I never stopped. One never does. Everything counts. By the time I was in my early 30s I’d been reading non-stop for twenty years. The Hardy Boys counted, as did Hemingway and Jim Harrison and Faulkner and Didion and Raymond Carver and John Cheever and Tom McGuane and Larry Brown and Richard Ford. I began to read poetry thanks to a close friend who’d become a good poet through years of study and practice. Something about poetry made it possible to think that writer could concentrate hard enough to write in short bursts through to perfection. There are very few good poems just as there are very many good novels. There are many, many bad poems and there are many, many bad novels too. It got to where I found a poem I loved and knew was perfect, and then I’d make a copy of it and stick it in an notebook and read it many times over, thinking about what it would have been like to write something like that. Poetry made a real impression on me, though my reading tastes and habits in poetry are restricted to a few poets and poems. But it was not only poetry that became part of my destiny. So too did the great travel writers, essayists, and natural historians—people like Edward Hoagland and Paul Theroux and V.S. Naipaul and John McPhee and many others.

In mid-life, I’d been talking about becoming a writer for some time. I typed a little mystery thriller and it was terrible. I was a lousy writer. I would remain a lousy writer for a long time. And then, after years of work, I wasn’t such a lousy writer. I could see the glimmer of a voice, a hint of craftsmanship, some pretense of competence. Later, I would become a fairly good crime novelist. What made it possible—how this destiny was arrived at—I realized, was not the long hours at the typewriter and all the hoping and ambition and lost sleep. It was, instead, all the reading, the ten thousand hours you hear about when people talk about conquering a musical instrument or a sport like skiing or baseball or chess, the ten thousand hours it takes to embed something deep inside your muscles and brain.

So, whether you’re interested in writing serious literary fiction; or, if you want to write fantasy, science fiction, or travel; or if you want to write a graphic novel about flying crazy people, you should consider spending a lot of time reading. And don’t limit yourself to one genre. Read as if your career depends on understanding how Hemingway constructed a paragraph, or how John McPhee put together his monumental geological history of the earth. Reading matters in the most fundamental way. Hemingway read all the time. Did Tolstoy read a lot? I’m sure he did. Does Stephen King read a lot? I imagine he does. Writers don’t read jealously. They read out of love and duty to the craft. You can’t go wrong, loving to read. And when you get around to facing that blank page, all that reading will have your back.

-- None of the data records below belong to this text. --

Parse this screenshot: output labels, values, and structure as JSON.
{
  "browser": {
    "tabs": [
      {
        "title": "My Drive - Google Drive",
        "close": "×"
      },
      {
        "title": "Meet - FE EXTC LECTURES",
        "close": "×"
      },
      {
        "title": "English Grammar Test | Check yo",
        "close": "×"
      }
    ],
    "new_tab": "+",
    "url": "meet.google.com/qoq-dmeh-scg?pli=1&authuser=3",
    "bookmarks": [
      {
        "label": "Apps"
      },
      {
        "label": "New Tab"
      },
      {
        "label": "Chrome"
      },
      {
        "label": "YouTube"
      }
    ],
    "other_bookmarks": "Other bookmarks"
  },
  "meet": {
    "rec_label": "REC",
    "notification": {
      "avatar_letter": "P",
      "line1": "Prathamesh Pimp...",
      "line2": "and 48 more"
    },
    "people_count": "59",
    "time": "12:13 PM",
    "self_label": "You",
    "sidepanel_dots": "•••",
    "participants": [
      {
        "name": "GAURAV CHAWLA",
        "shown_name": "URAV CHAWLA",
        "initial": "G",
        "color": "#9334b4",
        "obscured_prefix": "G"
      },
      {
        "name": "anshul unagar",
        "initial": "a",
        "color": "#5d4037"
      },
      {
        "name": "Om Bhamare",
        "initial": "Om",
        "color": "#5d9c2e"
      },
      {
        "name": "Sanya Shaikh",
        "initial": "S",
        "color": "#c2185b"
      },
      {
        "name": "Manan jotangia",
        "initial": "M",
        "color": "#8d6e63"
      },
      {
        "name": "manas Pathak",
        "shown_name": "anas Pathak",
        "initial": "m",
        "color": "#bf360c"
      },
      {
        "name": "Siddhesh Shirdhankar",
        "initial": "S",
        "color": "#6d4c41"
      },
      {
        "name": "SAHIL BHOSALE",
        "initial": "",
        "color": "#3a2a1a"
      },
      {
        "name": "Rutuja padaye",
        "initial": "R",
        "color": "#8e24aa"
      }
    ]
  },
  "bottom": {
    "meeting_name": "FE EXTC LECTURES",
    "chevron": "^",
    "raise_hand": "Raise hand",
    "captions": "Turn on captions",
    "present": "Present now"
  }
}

We come full circle to the creation of something from nothing. Destiny always begins in unknowing, a kind of “appointment in Samarra”.  The reading life, what fates some of us to make reading an existential obligation, is mostly a puzzle. What leads one to books? Perhaps history is involved, or social status, or boredom, or even the need to hide from an abusive father. As Virginia Woolf wrote in “Sir Thomas Browne”, “For the desire to read, like all other desires which distract our unhappy souls, is capable of analysis.”